The Ventura County Community Foundation has laid off a number of staff members and indefinitely suspended its Center for Nonprofit Leadership.
Shortly after bringing in new foundation management earlier this year, an independent financial consultant found there’s been a “lack of focus and professional procedures,” said Vanessa Bechtel, president and CEO of the Ventura County Community Foundation.
The Center for Nonprofit Leadership was launched in 1991 as a hub for charities and community groups in the county, providing headquarter space at below-market rents and leadership classes to other nonprofits.
“The center has been operating at a loss for multiple years and has not identified sources of additional revenue, leading to its indefinite suspension as we work out our financial situation,” Bechtel told the Business Times.
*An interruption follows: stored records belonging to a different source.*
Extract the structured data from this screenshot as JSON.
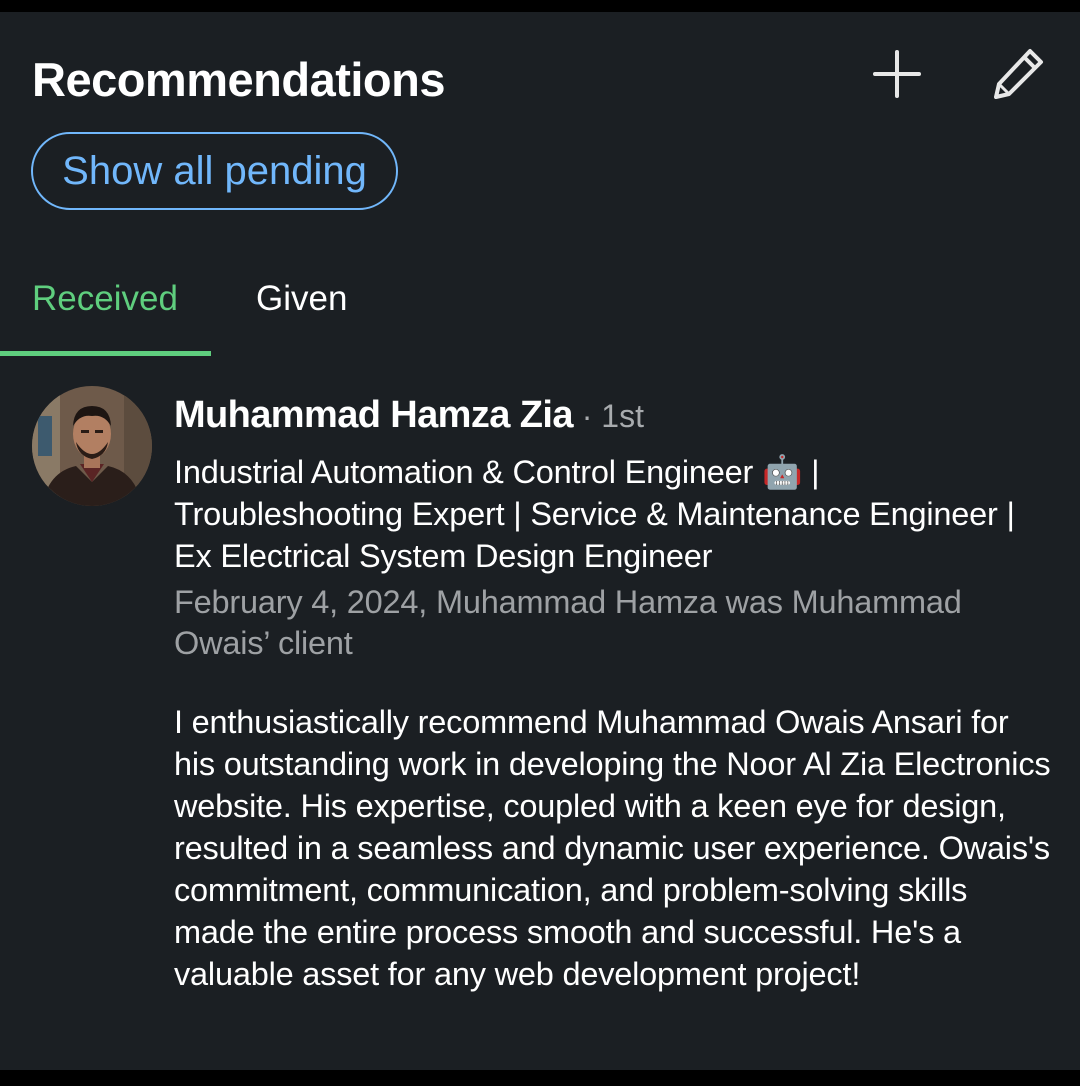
{
  "header": {
    "title": "Recommendations",
    "add_icon": "plus-icon",
    "edit_icon": "pencil-icon"
  },
  "show_all_pending": "Show all pending",
  "tabs": [
    {
      "label": "Received",
      "active": true
    },
    {
      "label": "Given",
      "active": false
    }
  ],
  "recommendation": {
    "name": "Muhammad Hamza Zia",
    "separator": " · ",
    "degree": "1st",
    "headline": "Industrial Automation & Control Engineer 🤖 | Troubleshooting Expert | Service & Maintenance Engineer | Ex Electrical System Design Engineer",
    "meta": "February 4, 2024, Muhammad Hamza was Muhammad Owais’ client",
    "text": "I enthusiastically recommend Muhammad Owais Ansari for his outstanding work in developing the Noor Al Zia Electronics website. His expertise, coupled with a keen eye for design, resulted in a seamless and dynamic user experience. Owais's commitment, communication, and problem-solving skills made the entire process smooth and successful. He's a valuable asset for any web development project!"
  },
  "colors": {
    "background": "#1b1f23",
    "accent_blue": "#71b7fb",
    "accent_green": "#5fce7e",
    "muted_text": "#9ea1a4"
  }
}
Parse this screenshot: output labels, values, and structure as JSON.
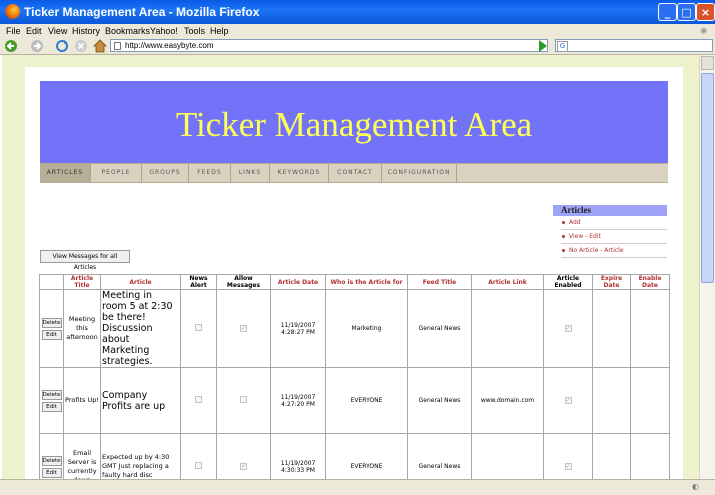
{
  "window": {
    "title": "Ticker Management Area - Mozilla Firefox"
  },
  "menu": [
    "File",
    "Edit",
    "View",
    "History",
    "Bookmarks",
    "Yahoo!",
    "Tools",
    "Help"
  ],
  "address": {
    "url": "http://www.easybyte.com"
  },
  "page": {
    "banner_title": "Ticker Management Area",
    "nav_tabs": [
      "ARTICLES",
      "PEOPLE",
      "GROUPS",
      "FEEDS",
      "LINKS",
      "KEYWORDS",
      "CONTACT",
      "CONFIGURATION"
    ],
    "active_tab": "ARTICLES",
    "sidebar": {
      "title": "Articles",
      "links": [
        "Add",
        "View - Edit",
        "No Article - Article"
      ]
    },
    "view_messages_button": "View Messages for all Articles",
    "table": {
      "columns": [
        "",
        "Article Title",
        "Article",
        "News Alert",
        "Allow Messages",
        "Article Date",
        "Who is the Article for",
        "Feed Title",
        "Article Link",
        "Article Enabled",
        "Expire Date",
        "Enable Date"
      ],
      "delete_label": "Delete",
      "edit_label": "Edit",
      "rows": [
        {
          "title": "Meeting this afternoon",
          "article": "Meeting in room 5 at 2:30 be there! Discussion about Marketing strategies.",
          "news_alert": false,
          "allow_messages": true,
          "date": "11/19/2007",
          "time": "4:28:27 PM",
          "who": "Marketing",
          "feed": "General News",
          "link": "",
          "enabled": true,
          "expire": "",
          "enable": ""
        },
        {
          "title": "Profits Up!",
          "article": "Company Profits are up",
          "news_alert": false,
          "allow_messages": false,
          "date": "11/19/2007",
          "time": "4:27:20 PM",
          "who": "EVERYONE",
          "feed": "General News",
          "link": "www.domain.com",
          "enabled": true,
          "expire": "",
          "enable": ""
        },
        {
          "title": "Email Server is currently down",
          "article": "Expected up by 4:30 GMT Just replacing a faulty hard disc",
          "news_alert": false,
          "allow_messages": true,
          "date": "11/19/2007",
          "time": "4:30:33 PM",
          "who": "EVERYONE",
          "feed": "General News",
          "link": "",
          "enabled": true,
          "expire": "",
          "enable": ""
        }
      ]
    }
  }
}
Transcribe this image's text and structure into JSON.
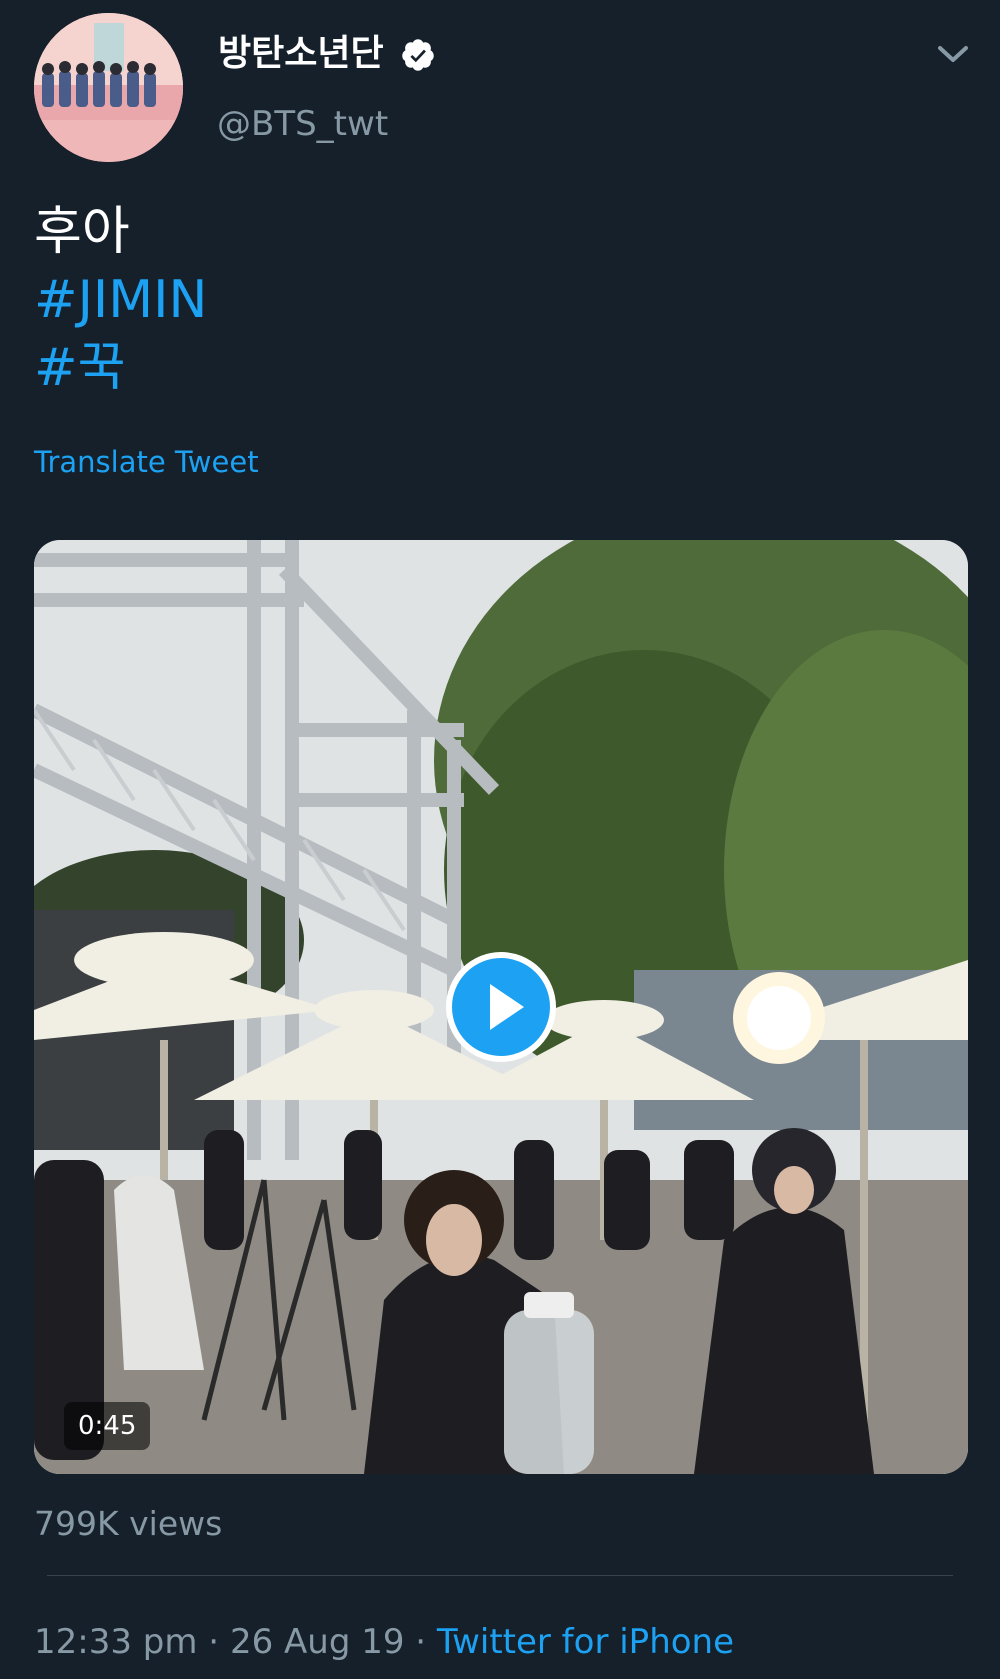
{
  "tweet": {
    "display_name": "방탄소년단",
    "handle": "@BTS_twt",
    "text_line": "후아",
    "hashtags": [
      "#JIMIN",
      "#꾹"
    ],
    "translate_label": "Translate Tweet",
    "video_duration": "0:45",
    "views": "799K views",
    "time": "12:33 pm",
    "separator": " · ",
    "date": "26 Aug 19",
    "source": "Twitter for iPhone"
  },
  "icons": {
    "verified": "verified-badge-icon",
    "menu": "chevron-down-icon",
    "play": "play-icon"
  },
  "colors": {
    "background": "#15202b",
    "link": "#1da1f2",
    "secondary_text": "#8899a6"
  }
}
Bechtel said the restructuring and suspension occurred on Sept. 10 but did not specify how many jobs were lost. There are not plans to make additional personnel or program changes, she said.
“We did this in order to ensure we can continue to effectively serve our donors and local nonprofit community,” said Bechtel, adding that the library will remain open and the funding database will be available. “These were difficult choices that needed to be implemented immediately.”
The VCCF purchased a 53,500-square-foot property for $6.9 million from inventor and philanthropist Fred Kavli in 2012 to house the nonprofit center, property records show.
The foundation board committed $3 million of the foundation’s capital to the center and pursued a capital campaign to raise $10 million more.
“We are exploring all options related to the foundation’s building, including refinancing or a potential new owner,” Bechtel said.
Bechtel took over leadership at the VCCF in February for Hugh Ralston, who left the foundation to take on a leading role at the Fresno Regional Foundation. He headed the VCCF for 11 years.
The VCCF has linked wealthy donors with community needs since 1987.
Bechtel oversees about $137 million in charitable assets, as well as a scholarship program that awarded $1.2 million to local students in 2014 and 600 funds that grant more than $4 million annually to local nonprofits, according to a news release.
It has averaged an 8.4 percent annual return on its portfolio for the past 20 years. An independent study by Colonial Consulting found that’s better than the returns posted by 27 other foundations of similar size, Bechtel said.
“We are implementing changes today to update our procedures and will continue to work tirelessly to ensure the financial stability of the foundation that assists so many worthy local causes with the support of our donors,” she said. “We continue to work on our restructure plans that will ensure the foundation is financially sound, expertly manages our donors’ funds and is able to support the community into the future.”